Matheron was a master at working with mathematical symbols. He couldn’t possibly have taught his disciples how to test for spatial dependence between mathematical symbols. What’s more, he didn’t even know in the 1950s how to test for spatial dependence between measured values in ordered sets. Neither did he know how to test for spatial dependence in his 1965 PhD thesis! As a matter of fact, Matheron has never tested for spatial dependence between measured values in ordered sets. He did not know how to apply Fisher’s F-test to the variance of a set and the first variance term of the ordered set. Degrees of freedom for both sets ought to be counted and taken into account. Matheron is remembered either as the Founder of Spatial Statistics or as the Creator of Geostatistics. I don’t care what his disciples called him. What I care about is that he didn’t know how to test for spatial dependence by applying Fisher’s F-test! Why did Matheron strip the variances off distance-weighted averages cum kriged estimates? And why did he assume spatial dependence between measured values in ordered sets?

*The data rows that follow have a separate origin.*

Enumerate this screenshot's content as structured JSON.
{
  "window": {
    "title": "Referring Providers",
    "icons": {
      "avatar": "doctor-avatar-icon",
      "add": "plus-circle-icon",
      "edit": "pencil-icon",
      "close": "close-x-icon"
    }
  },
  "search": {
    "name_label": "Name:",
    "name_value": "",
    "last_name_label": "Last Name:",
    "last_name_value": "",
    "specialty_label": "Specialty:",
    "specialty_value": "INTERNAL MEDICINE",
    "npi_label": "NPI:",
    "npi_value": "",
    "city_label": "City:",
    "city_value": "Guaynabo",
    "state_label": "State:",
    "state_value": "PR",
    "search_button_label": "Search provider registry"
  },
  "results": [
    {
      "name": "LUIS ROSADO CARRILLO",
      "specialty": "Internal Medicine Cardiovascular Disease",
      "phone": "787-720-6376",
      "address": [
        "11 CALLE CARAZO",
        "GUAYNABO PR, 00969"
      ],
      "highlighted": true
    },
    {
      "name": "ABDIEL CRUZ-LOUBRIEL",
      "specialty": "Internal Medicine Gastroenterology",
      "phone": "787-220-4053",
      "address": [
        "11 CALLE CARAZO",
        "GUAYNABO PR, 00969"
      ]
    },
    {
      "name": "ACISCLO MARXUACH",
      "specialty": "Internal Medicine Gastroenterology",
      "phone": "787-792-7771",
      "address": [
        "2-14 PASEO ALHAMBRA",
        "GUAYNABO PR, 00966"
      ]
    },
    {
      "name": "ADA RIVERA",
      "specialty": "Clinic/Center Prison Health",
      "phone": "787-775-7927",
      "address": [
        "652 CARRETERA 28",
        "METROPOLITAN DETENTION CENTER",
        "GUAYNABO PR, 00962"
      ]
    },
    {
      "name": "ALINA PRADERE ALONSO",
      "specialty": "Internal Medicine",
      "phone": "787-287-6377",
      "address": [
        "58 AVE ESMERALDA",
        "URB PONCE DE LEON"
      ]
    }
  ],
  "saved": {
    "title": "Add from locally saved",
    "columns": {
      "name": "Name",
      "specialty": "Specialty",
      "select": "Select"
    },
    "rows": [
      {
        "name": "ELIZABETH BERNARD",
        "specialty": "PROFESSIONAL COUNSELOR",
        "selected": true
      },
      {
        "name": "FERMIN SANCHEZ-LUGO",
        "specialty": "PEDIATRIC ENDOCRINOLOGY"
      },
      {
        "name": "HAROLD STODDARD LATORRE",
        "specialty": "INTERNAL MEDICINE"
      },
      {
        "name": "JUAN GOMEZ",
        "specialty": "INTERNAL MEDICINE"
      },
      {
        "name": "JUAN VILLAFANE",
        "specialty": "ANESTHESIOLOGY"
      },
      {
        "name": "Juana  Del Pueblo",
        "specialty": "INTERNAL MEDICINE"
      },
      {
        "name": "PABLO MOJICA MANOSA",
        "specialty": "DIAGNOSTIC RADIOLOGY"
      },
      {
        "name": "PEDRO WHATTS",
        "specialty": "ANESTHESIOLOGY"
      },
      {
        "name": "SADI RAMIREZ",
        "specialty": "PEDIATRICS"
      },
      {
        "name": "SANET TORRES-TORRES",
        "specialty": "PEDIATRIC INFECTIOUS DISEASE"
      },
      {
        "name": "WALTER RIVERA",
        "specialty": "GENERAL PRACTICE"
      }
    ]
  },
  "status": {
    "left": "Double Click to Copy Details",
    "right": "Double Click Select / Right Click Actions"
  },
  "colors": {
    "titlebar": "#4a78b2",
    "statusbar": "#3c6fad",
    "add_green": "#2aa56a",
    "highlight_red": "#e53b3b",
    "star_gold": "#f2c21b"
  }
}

Those who were to judge Matheron’s PhD Thesis on November 10, 1965 may well have asked him to put in plain words the nitty-gritty of his thesis.  Matheron had called it “LES VARIABLES RÉGIONALISÉES ET LEUR ESTIMATION”. His PhD supervisors were Professor Dr Swartz, President, Professor Dr Fortet and Professor Dr Caileux, Examinators. This team proposed a second thesis with the title “PROPOSITIONS DONNÉES PAR LA FACULTÉ”. Did Matheron’s supervisors ask him to jump hoops? And how far would Matheron jump to defend variance-deprived distance-weighted averages cum kriged estimates? The very first page of a whopping 301 pages of Matheron’s 1965 thesis mesmerized me. Why had Matheron cooked up a pair of prime data sets? Why were both inserted under INTRODUCTION on the very first page? Why didn’t he show how to test for spatial dependence? Why didn’t PhD candidate George Matheron know how to test for spatial dependence and count degrees of freedom?

Matheron_Thesis_data
All it takes to test for spatial dependence is to compare observed F-values with tabulated F-values. Of course, degrees of freedom ought to counted and be taken into account. I have applied Fisher’s F-test to verify spatial dependence in sample spaces and sampling units alike. I have done so ever since I worked on ASTM and ISO Standards. Geostatistical software converted Bre-X’s bogus grade and Busang’s barren rock into a massive phantom gold resource.  I unscrambled the Bre-X salting scam by proving that the intrinsic variance of gold was statistically identical to zero. Of course, it is of critical importance to grasp the properties of variances.

Matheron_Stats
It became Matheron’s new science of geostatistics when the variance was stripped off the distance-weighted average and what was left was called it a kriged estimate. Did Matheron really think had created a new science. Geostatistocrats thought he really  did! Good grief!